where he earned
a degree in Civil Engineering, Preiss
first came to Israel in 1958, served
in the army and then designed civilian
buildings, including some in Beer-Sheva.
After earning a Ph.D. in nuclear
engineering in England,
Preiss taught at the University of Illinois in Urbana. But despite an offer of tenure and U.S. citizenship, in 1966 he made the crucial decision
to return to Israel and join what was then the Negev Institute for Arid
Founded with the help of UNESCO, the Institute, which
was under the auspices of the Prime Minister’s Office,
conducted research in desert science
and technology; Preiss
was given responsibility for the technologies of desalination, solar
energy and geophysics. But Institute Director
Joel Schechter, former Mayor David Tuviyahu and others dreamed
of creating a university. Tuviyahu brought
Preiss into the group that would establish the precursor to BGU – the Institute for Higher Education
in the Negev.
The first courses taught
were in the fields of biology and mechanical engineering. Lecturers from the Hebrew University of Jerusalem, the Weizmann Institute of Science and the Technion in Haifa taught
together with the few academics then at the Institute and elsewhere in the Negev.
“We would fly people down to give lectures;
when experimental facilities were needed, a taxi drove the equipment back and forth from
Haifa.” Classes were held at HIAS House in central Beer-Sheva, but they soon
ran out of space and lectures were held in a row of small shops.
at the top level, including
then-Prime Minister Levi Eshkol, there was considerable opposition – from other universities, the Treasury and government officials
– to the idea of a university in Beer-Sheva.
“The name Beer-Sheva University,” said Preiss,
“suggested something local and provincial. The name University of the Negev, which had a more universal significance, was chosen.” After David Ben-Gurion passed away in 1973 the name was changed to “Ben-Gurion University of the Negev.”
Kenny held the Sir Leon Bagrit
Chair of Computer-Based Global
Industrial and Scientific Development until his retirement (2007). He was proud to have led a core of University researchers who, with two dozen engineers and scientists from the Negev, made significant contributions, from 1968-1988, to the technical combat capability of the Israel Defense
Forces Southern Command. “Many of the solutions developed
were implemented into the whole IDF, and one in particular, to remove mines
in front of tanks, became

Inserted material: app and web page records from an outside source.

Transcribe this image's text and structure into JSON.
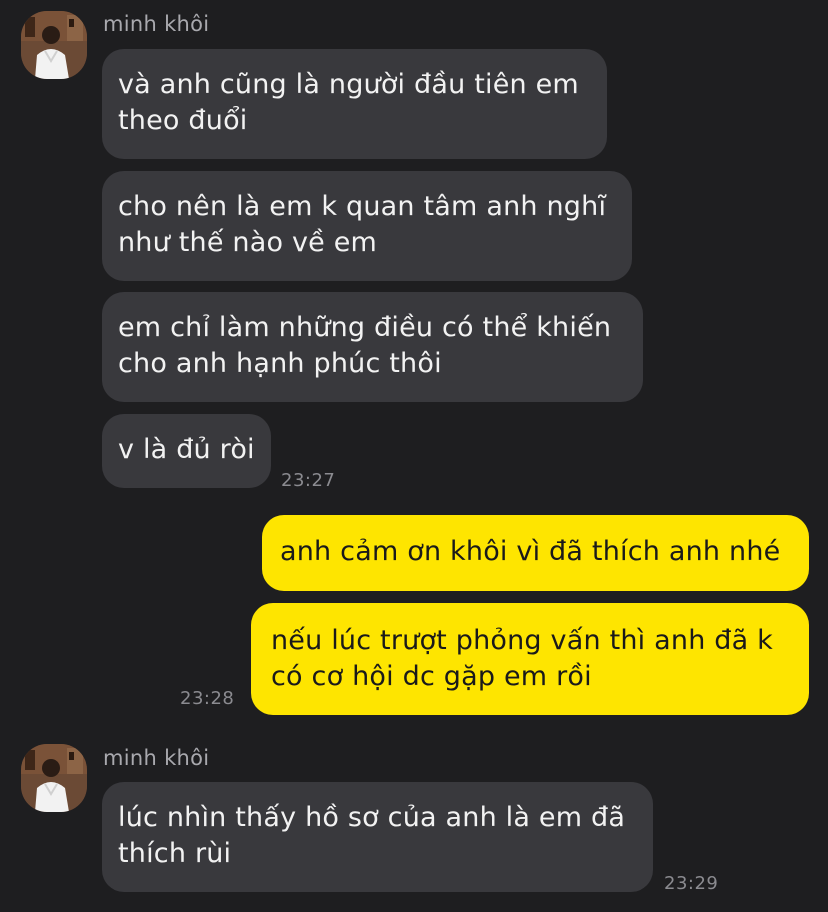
{
  "groups": [
    {
      "sender": "minh khôi",
      "avatar_icon": "profile-photo-avatar-icon",
      "messages": [
        "và anh cũng là người đầu tiên em\ntheo đuổi",
        "cho nên là em k quan tâm anh nghĩ\nnhư thế nào về em",
        "em chỉ làm những điều có thể khiến\ncho anh hạnh phúc thôi",
        "v là đủ ròi"
      ],
      "time": "23:27"
    },
    {
      "sender": "me",
      "messages": [
        "anh cảm ơn khôi vì đã thích anh nhé",
        "nếu lúc trượt phỏng vấn thì anh đã k\ncó cơ hội dc gặp em rồi"
      ],
      "time": "23:28"
    },
    {
      "sender": "minh khôi",
      "avatar_icon": "profile-photo-avatar-icon",
      "messages": [
        "lúc nhìn thấy hồ sơ của anh là em đã\nthích rùi"
      ],
      "time": "23:29"
    }
  ],
  "colors": {
    "background": "#1e1e20",
    "incoming_bubble": "#39393d",
    "outgoing_bubble": "#fee500",
    "sender_name": "#a9a9ae",
    "timestamp": "#8b8b90"
  }
}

standard equipment also for the U.S. and many other
armies,” he said.
What motivated Preiss to make Israel
his home? A poem from his school
days back in South Africa

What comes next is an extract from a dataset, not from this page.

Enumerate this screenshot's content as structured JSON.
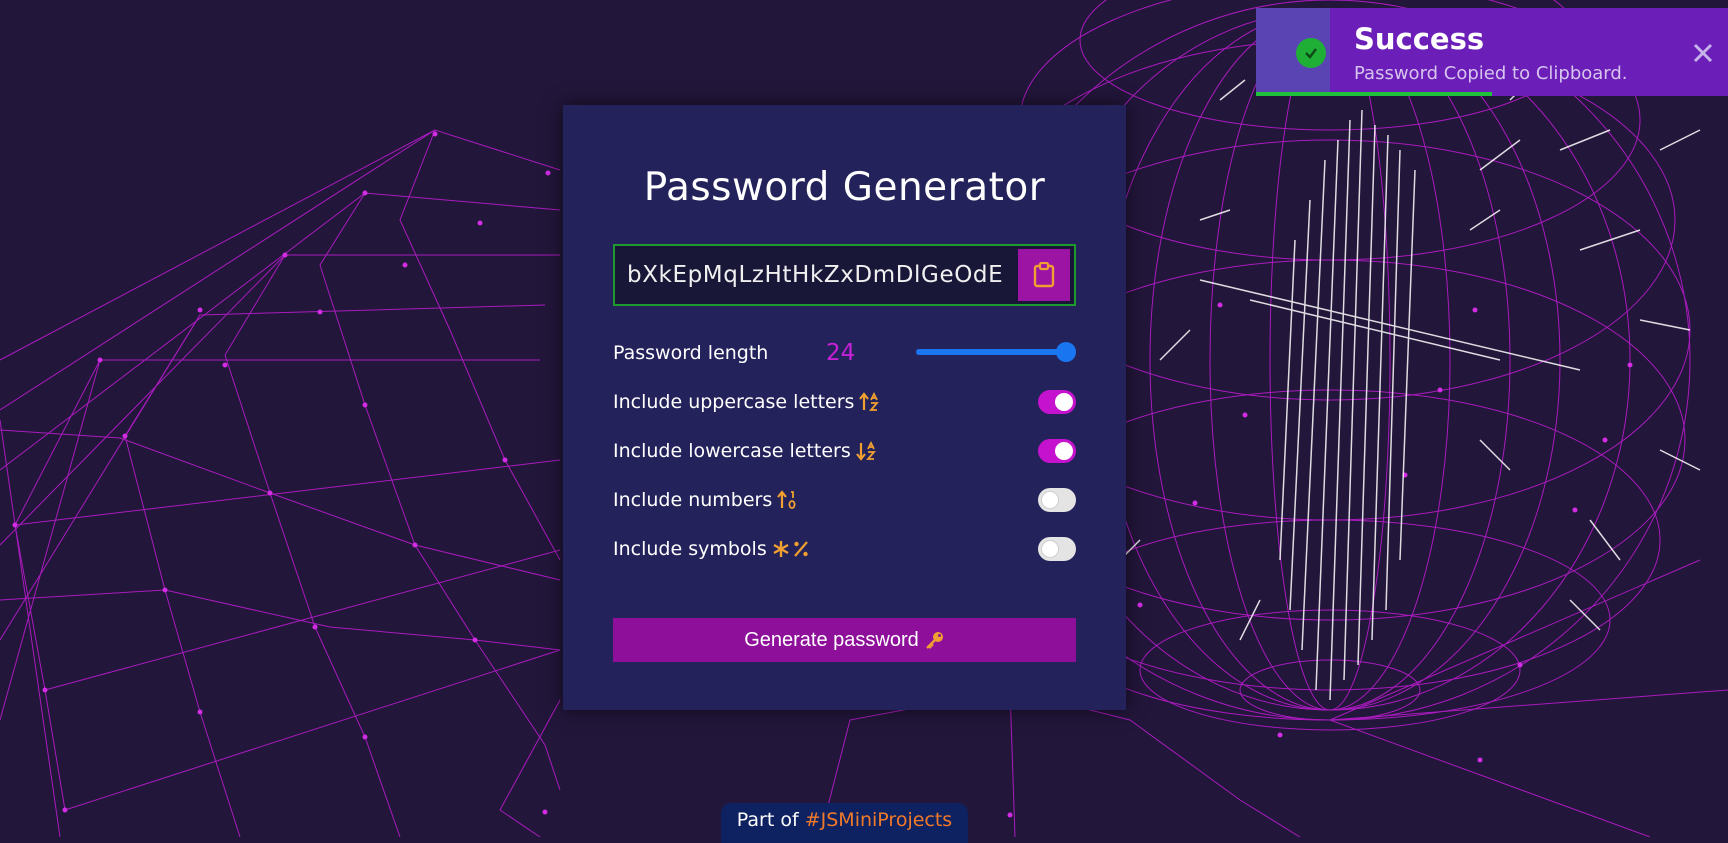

included the line “‘Be still prepared to die.’ I understood this meant that I should
not waste even a day on superficialities. From a very early age, it was clear that the most important thing for me was to contribute to Israel and the future
of the Jews. Not only me. My colleagues at the Negev Institute for Arid Zone Research
really felt that we were pioneering scientists. This was Zionism
at its best.”
"In memoriam" by Yoram Reich, Ofer Shai